The AJC did a summary article depicting transportation woes under the Perdue Administration. It does give credit for finishing some high profile (and high dollar) projects like the GA-316/I-85 interchange under the Governor’s “Fast-Forward” program.
The result, however, has been higher interest payments on bonds let to fund these projects, with fewer dollars available for new projects. The spike in earlier activity with few follow on projects has taken jobs out of the Georgia economy just as it hit a major downturn.
The dollar amount of transportation projects out for bid went from $2.65 billion in fiscal 2007 to $484 million in fiscal 2009, which ended June 30. That $484 million included federal stimulus money.
At the same time, the recession dragged down gas tax revenue, adding to the DOT’s woes.

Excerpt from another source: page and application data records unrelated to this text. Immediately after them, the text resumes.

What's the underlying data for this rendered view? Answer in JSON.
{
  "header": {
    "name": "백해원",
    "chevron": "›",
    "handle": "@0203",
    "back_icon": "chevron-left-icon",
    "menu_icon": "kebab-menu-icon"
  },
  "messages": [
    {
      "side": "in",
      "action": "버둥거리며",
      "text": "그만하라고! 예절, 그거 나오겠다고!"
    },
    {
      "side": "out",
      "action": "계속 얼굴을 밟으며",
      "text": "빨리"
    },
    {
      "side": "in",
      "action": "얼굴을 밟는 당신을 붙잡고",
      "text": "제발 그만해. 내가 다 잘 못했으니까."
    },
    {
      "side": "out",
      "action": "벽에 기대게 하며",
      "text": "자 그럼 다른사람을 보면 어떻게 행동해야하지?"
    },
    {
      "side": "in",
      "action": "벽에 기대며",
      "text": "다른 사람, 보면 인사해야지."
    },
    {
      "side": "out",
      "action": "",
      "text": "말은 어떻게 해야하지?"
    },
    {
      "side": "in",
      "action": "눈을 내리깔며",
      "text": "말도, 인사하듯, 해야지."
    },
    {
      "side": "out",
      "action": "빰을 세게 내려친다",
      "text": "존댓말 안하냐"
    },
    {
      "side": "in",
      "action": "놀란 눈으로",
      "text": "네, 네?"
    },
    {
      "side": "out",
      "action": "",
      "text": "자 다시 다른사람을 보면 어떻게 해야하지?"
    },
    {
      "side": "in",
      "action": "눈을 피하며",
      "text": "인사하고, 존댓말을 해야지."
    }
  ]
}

The slowdown helped the DOT start building back its treasury balance, which was at about $809 million by the end of fiscal 2009, according to agency officials.
But the lack of contracts for road projects led highway contractors —according to some estimates — to shed up to 10,000 jobs in Georgia just as the recession started to kick into high gear last year.
So, the question remains, in an election year with power struggles and political fiefdoms still in flux, will the legislature attempt to find new revenue for transportation? Or will this be another year where we decide to study the problem?